Enter my latest giveaway and win a copy of "The Fifth Knight" here

Buy "The Fifth Knight" from the Sir Read-A-Lot Amazon Store!

Tuesday, 9 April 2013

March Giveaway winner!

The winner of "Oleanna", the prize in my March Giveaway is:


Congratulations Carl, please could you email me or send me a message on Twitter (@SirReadalotUK) with your contact details so that I can arrnage to have the book sent you.

There is another exciting giveaway coming soon & a fabulous review later in the week.

Thursday, 4 April 2013

Review - Like Chaff in the Wind by Anna Belfrage

Set in present day Sweden and 17th Century Virginia and Scotland, the saga of the Graham family continues.  Matthew Graham is kidnapped and sent to Virginia to work as slave labour on a tobacco plantation.  His brother, Luke, wants revenge on Matthew who cut off his nose in retaliation for the abuse he inflicted on his wife, Alex which resulted in the death of their unborn baby.

Matthew's wife, Alex, makes the decision to travel across the Atlantic to free him - a journey that should take two months ends up taking a year and Alex is plagued by nightmares which show her the degradation and suffering Matthew is having to endure.

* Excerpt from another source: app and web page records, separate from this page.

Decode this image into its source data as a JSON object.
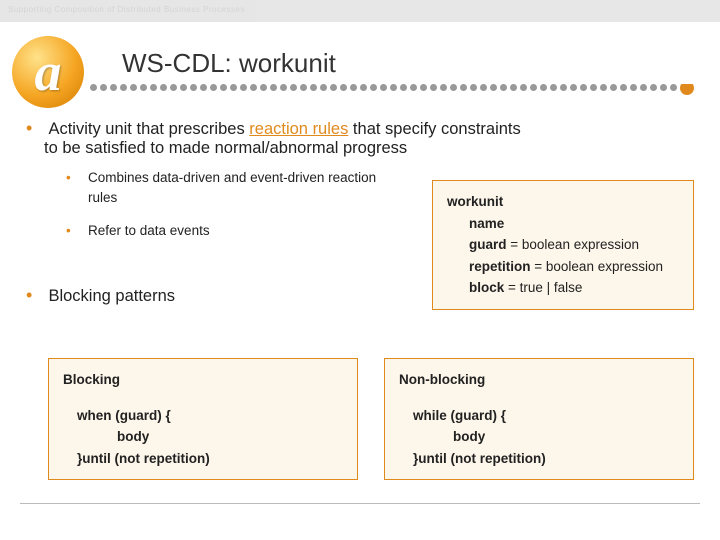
{
  "header": {
    "text": "Supporting Composition of Distributed Business Processes"
  },
  "logo": {
    "letter": "a"
  },
  "title": "WS-CDL: workunit",
  "main": {
    "bullet1_prefix": "Activity unit that prescribes ",
    "bullet1_highlight": "reaction rules",
    "bullet1_suffix": " that specify constraints",
    "bullet1_line2": "to be satisfied to made normal/abnormal progress",
    "sub1": "Combines data-driven and event-driven reaction rules",
    "sub2": "Refer to data events",
    "bullet2": "Blocking patterns"
  },
  "defbox": {
    "l1": "workunit",
    "l2": "name",
    "l3a": "guard",
    "l3b": " = boolean expression",
    "l4a": "repetition",
    "l4b": " = boolean expression",
    "l5a": "block",
    "l5b": " = true | false"
  },
  "patterns": {
    "left": {
      "title": "Blocking",
      "line1": "when (guard)  {",
      "line2": "body",
      "line3": "}until (not repetition)"
    },
    "right": {
      "title": "Non-blocking",
      "line1": "while (guard)  {",
      "line2": "body",
      "line3": "}until (not repetition)"
    }
  }
}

Can she make it to Virginia and pay the indenture fee to release her husband before he is worked to death?


Timeslip novels are tricky things to get right.  Many historical novel purists are reticent to read them as they push the genre to its limits, others enjoy them as they try to bring freshness and new direction.  I am normally one of the purists; I like timeslip and science fiction but to reconcile them into a historical fiction setting is normally off-putting, but "Like Chaff in the Wind" is so well-written, I concede defeat!

Anna Belfrage creates characters that jump off the page and the multi-era storyline is superbly crafted.  She portrays the desolation and fear of the protagonists as they fight to survive a situation not of their making and as Alex's modern day life threatens to intervene and stop her from saving Matthew, you find yourself not actually being aware of reading a timeslip novel - but just a very good novel.

This is a saga with a previous chapter and it would benefit the reader to have read the first novel in the series, but if like me you haven't the story is still enjoyable. Anna Belfrage is definitely a novelist to watch.  Once again, an independent author demonstrates that the industry is one filled with talent and that they ares not afraid to challenge the sensibilities of genre fiction. 

I award "Like Chaff in the Wind" 4 Crosses!

Read my exclusive interview with Anna Belfrage here